Maguindanao extends state of calamity due to dry spell

BULUAN, Maguindanao (MindaNews/27 April) – After the displacement of thousands of civilians caused by the “all-out offensive” against the Bangsamoro Islamic Freedom Fighters, Maguindanao is now dealing with another calamity – the damage to aqua-agricultural resources due to the dry spell.

In a press conference here Saturday, Gov. Esmael “Toto” Mangudadatu announced that the Sangguniang Panlalawigan (SP) extended the state of calamity that was declared last month in response to the drought that has affected 34 of the province’s 36 towns.

He said the declaration authorized the provincial and municipal governments to use their calamity funds for the rehabilitation of affected farms and farmers.

Local agriculture officials reported on April 14 that the drought already damaged 24,415 metric tons of rice, corn, root crops, fruits, coffee and legumes in 7,816 hectares of farms cultivated by 7,979 farmers, placing the value of the damages at P97.3-million.

Citing the officials’ warning the dry spell could worsen, Mangudadatu appealed for assistance from the national government.

“The national government should also assist Maguindanao, not just other provinces like what we are seeing on TV. Aside from the man-made calamity we are facing, we are also affected by the dry spell, and this is the biggest,” he said.

He said the support could be in the form of high-yielding seeds or vegetable seeds.

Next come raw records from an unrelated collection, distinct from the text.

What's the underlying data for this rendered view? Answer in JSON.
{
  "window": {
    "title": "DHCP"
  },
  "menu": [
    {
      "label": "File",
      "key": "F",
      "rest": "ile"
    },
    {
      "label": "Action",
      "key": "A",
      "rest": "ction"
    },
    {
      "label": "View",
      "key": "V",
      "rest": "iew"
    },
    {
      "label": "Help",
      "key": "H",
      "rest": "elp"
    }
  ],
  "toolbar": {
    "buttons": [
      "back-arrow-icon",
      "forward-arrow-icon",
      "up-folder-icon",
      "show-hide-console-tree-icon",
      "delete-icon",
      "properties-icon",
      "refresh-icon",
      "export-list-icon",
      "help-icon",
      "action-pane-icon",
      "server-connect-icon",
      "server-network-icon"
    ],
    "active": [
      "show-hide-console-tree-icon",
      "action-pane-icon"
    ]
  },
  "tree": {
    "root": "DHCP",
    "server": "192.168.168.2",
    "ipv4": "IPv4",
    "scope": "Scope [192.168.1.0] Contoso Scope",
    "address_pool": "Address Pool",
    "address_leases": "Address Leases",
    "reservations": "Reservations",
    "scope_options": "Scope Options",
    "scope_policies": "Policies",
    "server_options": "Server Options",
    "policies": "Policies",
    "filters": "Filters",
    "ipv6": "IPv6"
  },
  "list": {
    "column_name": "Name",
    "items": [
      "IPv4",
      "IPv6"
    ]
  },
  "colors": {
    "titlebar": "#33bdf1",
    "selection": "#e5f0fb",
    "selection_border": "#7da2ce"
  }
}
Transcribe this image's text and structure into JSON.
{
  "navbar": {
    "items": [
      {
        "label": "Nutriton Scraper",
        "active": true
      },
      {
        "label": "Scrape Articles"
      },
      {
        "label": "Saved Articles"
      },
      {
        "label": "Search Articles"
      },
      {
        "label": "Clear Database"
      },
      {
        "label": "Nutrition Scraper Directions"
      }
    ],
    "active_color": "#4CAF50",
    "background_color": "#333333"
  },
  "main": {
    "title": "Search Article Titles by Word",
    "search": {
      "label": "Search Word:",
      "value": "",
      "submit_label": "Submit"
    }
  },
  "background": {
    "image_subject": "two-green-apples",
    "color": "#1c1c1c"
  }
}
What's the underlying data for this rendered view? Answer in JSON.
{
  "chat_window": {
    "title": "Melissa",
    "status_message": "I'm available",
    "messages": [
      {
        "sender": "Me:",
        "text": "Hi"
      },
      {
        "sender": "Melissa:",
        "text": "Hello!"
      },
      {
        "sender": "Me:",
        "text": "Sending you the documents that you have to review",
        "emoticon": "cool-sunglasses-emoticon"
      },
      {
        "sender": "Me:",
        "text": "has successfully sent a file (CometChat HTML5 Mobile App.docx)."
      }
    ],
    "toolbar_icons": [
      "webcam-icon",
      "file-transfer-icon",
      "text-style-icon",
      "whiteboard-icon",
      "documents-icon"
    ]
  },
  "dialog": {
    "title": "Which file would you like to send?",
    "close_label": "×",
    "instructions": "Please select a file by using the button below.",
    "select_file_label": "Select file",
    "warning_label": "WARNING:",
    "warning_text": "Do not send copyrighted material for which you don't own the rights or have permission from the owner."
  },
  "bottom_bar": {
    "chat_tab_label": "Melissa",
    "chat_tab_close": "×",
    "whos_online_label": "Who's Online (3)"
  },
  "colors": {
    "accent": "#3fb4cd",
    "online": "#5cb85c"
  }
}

Last March 4, the SP declared a state of calamity after the offensive against the BIFF spread to 13 municipalities, displacing some 125,000 residents.

Provincial agriculture officer Salik Panalunsong said the military offensive, which reportedly left some 100 casualties mostly from the rebel group, forced hundreds of farmers to abandon 2,680 hectares of rice, corn and green mongo farms.

He said the abandoned crops were damaged during the dry spell resulting to a loss of 8,622 metric tons valued at P27.6-million.

Integrated Provincial Health Officer Tahir Sulaik said the dry spell also aggravated the situation in evacuation camps because potable water became scarce.

Mangudadatu confirmed that some evacuees have remained in evacuation camps for fear of their safety if they return to their homes.

The Autonomous Region in Muslim Mindanao, which has been complementing the relief operations, reported last week that 10,648 displaced families have already returned home but 14,400 others remained in evacuation camps. (Ferdinandh Cabrera/MindaNews, with reports from Cayetado Daquiado)